BASEketball is a 1998 American sports comedy film that was co-written and directed by David Zucker and stars South Park creators Trey Parker and Matt Stone, along with Dian Bachar, Robert Vaughn, Ernest Borgnine, Yasmine Bleeth and Jenny McCarthy. The film follows the history of the sport that was created by Zucker years earlier of the same name, from its invention by the lead characters as a game that they could win against more athletic people, to its development into a nationwide league sport and a target of corporate sponsorship. This film is the only work that involves Parker and Stone that was neither written, directed, nor produced by them, although Zucker himself has stated that Parker and Stone had contributed innumerable suggestions for the film, most of which were actually used.
Overall, BASEketball has received a 42% approval rating from the 50 critics that have submitted reviews on the aggregate website Rotten Tomatoes. It has also garnered a score of 38 out of 100 from the 18 critics on Metacritic. Both Bleeth and McCarthy were nominated at the 1998 Golden Raspberry Awards for Worst Actress and Worst Supporting Actress respectively for the film. Bleeth lost to the Spice Girls for Spice World while McCarthy lost to Maria Pitillo for Godzilla.
Trey Parker and Matt Stone later went on to reference the movie’s mostly negative reception in the third episode of season eight of their co-created television series, South Park, The Passion of the Jew, in which two of the show’s main characters, Kenny and Stan, attempt to get a refund for the tickets that they bought to see the Mel Gibson film, The Passion of the Christ, the latter at one point telling the former “This is about being able to hold bad filmmakers responsible! This is just like when we got our money back for BASEketball!”
The Film Itself (3/5):
BASEketball is one of those films that you have to go into with a set of zero expectations, outside of the expected humor that comes with Trey Parker and Matt Stone. The storyline we’re presented with this film is goofy in every aspect and is perfect for your average care-free evening. A film like this fits right into the kind of evening where you won’t necessarily mind that there may be a distraction or two as it progresses. BASEketball is a film that I’ve enjoyed thoroughly because I always love a care-free viewing experience, and I thoroughly enjoy Parker and Stone’s work with South Park. There really isn’t anything significant about this film that makes it fantastic, but there isn’t anything that makes this movie suck.
Picture Quality (4/5):
Overall, the visual presentation of the Blu-ray release of BASEketball was exceptional.

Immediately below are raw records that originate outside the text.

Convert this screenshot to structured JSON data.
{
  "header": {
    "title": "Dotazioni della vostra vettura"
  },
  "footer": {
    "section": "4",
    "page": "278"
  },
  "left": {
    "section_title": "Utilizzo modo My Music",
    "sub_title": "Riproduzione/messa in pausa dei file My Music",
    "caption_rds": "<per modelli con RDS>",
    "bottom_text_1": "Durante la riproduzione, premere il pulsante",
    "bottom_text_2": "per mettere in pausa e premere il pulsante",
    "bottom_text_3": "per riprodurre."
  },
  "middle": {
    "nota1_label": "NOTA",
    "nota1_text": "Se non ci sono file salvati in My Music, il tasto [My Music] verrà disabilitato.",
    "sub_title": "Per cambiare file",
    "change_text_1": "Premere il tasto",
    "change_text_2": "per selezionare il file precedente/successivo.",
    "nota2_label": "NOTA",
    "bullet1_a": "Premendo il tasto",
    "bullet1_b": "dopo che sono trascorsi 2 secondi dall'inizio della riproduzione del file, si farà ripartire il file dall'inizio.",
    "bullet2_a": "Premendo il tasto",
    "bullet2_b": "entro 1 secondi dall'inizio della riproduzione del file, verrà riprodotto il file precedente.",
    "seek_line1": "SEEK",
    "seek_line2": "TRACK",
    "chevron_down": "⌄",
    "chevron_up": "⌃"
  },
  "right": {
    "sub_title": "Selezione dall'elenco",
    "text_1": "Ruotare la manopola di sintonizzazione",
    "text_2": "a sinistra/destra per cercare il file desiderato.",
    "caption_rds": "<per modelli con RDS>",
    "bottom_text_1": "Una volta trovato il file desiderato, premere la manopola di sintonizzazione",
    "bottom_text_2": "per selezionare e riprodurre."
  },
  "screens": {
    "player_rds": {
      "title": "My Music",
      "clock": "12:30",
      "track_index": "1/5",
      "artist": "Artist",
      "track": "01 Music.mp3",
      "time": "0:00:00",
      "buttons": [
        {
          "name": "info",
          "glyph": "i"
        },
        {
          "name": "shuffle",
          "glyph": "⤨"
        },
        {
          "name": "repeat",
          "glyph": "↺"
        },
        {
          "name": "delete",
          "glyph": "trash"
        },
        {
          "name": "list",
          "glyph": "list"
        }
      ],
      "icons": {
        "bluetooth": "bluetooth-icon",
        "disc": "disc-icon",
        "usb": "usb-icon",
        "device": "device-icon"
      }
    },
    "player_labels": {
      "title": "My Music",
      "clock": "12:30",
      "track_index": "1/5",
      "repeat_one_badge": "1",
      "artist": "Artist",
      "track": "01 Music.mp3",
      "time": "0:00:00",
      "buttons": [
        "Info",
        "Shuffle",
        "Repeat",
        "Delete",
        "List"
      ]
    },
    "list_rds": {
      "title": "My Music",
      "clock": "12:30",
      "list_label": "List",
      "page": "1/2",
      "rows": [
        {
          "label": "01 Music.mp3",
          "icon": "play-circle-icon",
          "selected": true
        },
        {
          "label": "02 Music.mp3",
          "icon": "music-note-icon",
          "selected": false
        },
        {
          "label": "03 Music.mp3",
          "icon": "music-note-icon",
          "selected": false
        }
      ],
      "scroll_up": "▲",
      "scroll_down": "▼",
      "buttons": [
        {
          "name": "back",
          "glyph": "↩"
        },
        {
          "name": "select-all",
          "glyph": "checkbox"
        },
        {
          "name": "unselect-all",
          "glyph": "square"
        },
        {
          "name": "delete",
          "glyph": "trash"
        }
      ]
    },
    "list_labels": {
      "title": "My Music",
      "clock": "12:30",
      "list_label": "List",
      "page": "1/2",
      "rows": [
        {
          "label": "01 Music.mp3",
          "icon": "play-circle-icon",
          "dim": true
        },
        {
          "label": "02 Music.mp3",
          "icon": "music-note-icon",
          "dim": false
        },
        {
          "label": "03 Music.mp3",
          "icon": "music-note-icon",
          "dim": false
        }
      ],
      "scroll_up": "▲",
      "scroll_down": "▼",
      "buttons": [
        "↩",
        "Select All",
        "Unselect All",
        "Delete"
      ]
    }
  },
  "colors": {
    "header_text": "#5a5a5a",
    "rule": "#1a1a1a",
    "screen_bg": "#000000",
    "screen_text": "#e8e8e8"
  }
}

The majority of this release was crystal clear and made for a great viewing experience with no distortion. However, during the beginning sequences where the film references older sports footage, those particular scenes didn’t fare too well with the conversion to 1080p. In fact, they looked really, really, really bad. I just can’t remember if they were supposed to the viewpoint from in front of the television screen or not; and I’m really hoping that was the case as it would add some justification for the garbage quality of these pieces.
Audio Quality (5/5):
Packaged with a DTS-HD Master audio 5.1 audio track, BASEketball sounded absolutely phenomenal as it played through my home theater system. Offering an all-out immersive experience that definitely made itself known during the BASEketball games. One additional piece of this film that, I would say, is notable is the inclusion of Reel Big Fish onto the films soundtrack as well as having them perform during one of the nationally televised games.
The Packaging (3/5):
BASEketball comes packaged in your standard single disc Blu-ray amaray case. Within that case is the standard Blu-ray copy of the film that features no artwork related to the film whatsoever and only includes the standard text to differentiate the disc from others. There is no DVD copy of the film nor are there any digital copy redemption pamphlets. There is no slipcover available with this release.
Special Features (1/5):
There really isn’t a lot in terms of additional content on the Blu-ray release of BASEketball. After seeing that there were three features, one of which that does offer a behind-the-scenes look; I was a little disappointed with the offerings. Available with this release is:
- Spotlight On Location
- Reel Big Fish – Take On Me Music Video
- Theatrical Trailer
Codec: MPEG-4 AVC (33.49 Mbps)
Aspect Ratio: 1.85:1
Original Aspect Ratio: 1.85:1
English: DTS-HD Master Audio 5.1 (48kHz, 24-bit)
German: DTS 5.1
English SDH, French, German, Danish, Finnish, Norwegian, Swedish
Original Film: 102 minutes
Overall, I was really glad to see that BASEketball got a Blu-ray release as I’d been looking for the opportunity to upgrade my old DVD copy of the film. The film itself, personally speaking, I find it hilarious and enjoyable because it offers a great care-free experience. The visual and audible presentation was really well done, despite the issues I saw with the sports footage near the beginning. There really isn’t much in terms of additional content, and this release is considerably bare bones. However, if you are the kind of person who aren’t into Comedy Central-esque popcorn films, then this movie is not for you. If you’re looking to add this release to your collection, you can grab it today from Best Buy as it is a Best Buy exclusive until October 10. After that, it will become available from other retailers, including Amazon.